» **Dataset records**:
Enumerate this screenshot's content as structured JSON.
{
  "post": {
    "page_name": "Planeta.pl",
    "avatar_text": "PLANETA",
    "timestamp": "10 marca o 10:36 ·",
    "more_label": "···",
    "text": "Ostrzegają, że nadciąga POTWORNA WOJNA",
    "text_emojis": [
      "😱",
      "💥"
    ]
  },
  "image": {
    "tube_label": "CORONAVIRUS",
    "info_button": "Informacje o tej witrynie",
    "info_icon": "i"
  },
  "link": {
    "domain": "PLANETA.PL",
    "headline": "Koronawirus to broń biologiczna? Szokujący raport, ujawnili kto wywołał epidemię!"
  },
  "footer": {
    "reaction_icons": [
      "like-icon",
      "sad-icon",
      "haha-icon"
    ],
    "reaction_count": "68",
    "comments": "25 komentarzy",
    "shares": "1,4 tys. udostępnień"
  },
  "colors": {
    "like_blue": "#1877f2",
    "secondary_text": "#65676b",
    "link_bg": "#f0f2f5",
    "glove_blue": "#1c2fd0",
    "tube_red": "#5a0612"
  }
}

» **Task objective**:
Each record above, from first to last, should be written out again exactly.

» **Answer for this exercise**:
Enumerate this screenshot's content as structured JSON.
{
  "post": {
    "page_name": "Planeta.pl",
    "avatar_text": "PLANETA",
    "timestamp": "10 marca o 10:36 ·",
    "more_label": "···",
    "text": "Ostrzegają, że nadciąga POTWORNA WOJNA",
    "text_emojis": [
      "😱",
      "💥"
    ]
  },
  "image": {
    "tube_label": "CORONAVIRUS",
    "info_button": "Informacje o tej witrynie",
    "info_icon": "i"
  },
  "link": {
    "domain": "PLANETA.PL",
    "headline": "Koronawirus to broń biologiczna? Szokujący raport, ujawnili kto wywołał epidemię!"
  },
  "footer": {
    "reaction_icons": [
      "like-icon",
      "sad-icon",
      "haha-icon"
    ],
    "reaction_count": "68",
    "comments": "25 komentarzy",
    "shares": "1,4 tys. udostępnień"
  },
  "colors": {
    "like_blue": "#1877f2",
    "secondary_text": "#65676b",
    "link_bg": "#f0f2f5",
    "glove_blue": "#1c2fd0",
    "tube_red": "#5a0612"
  }
}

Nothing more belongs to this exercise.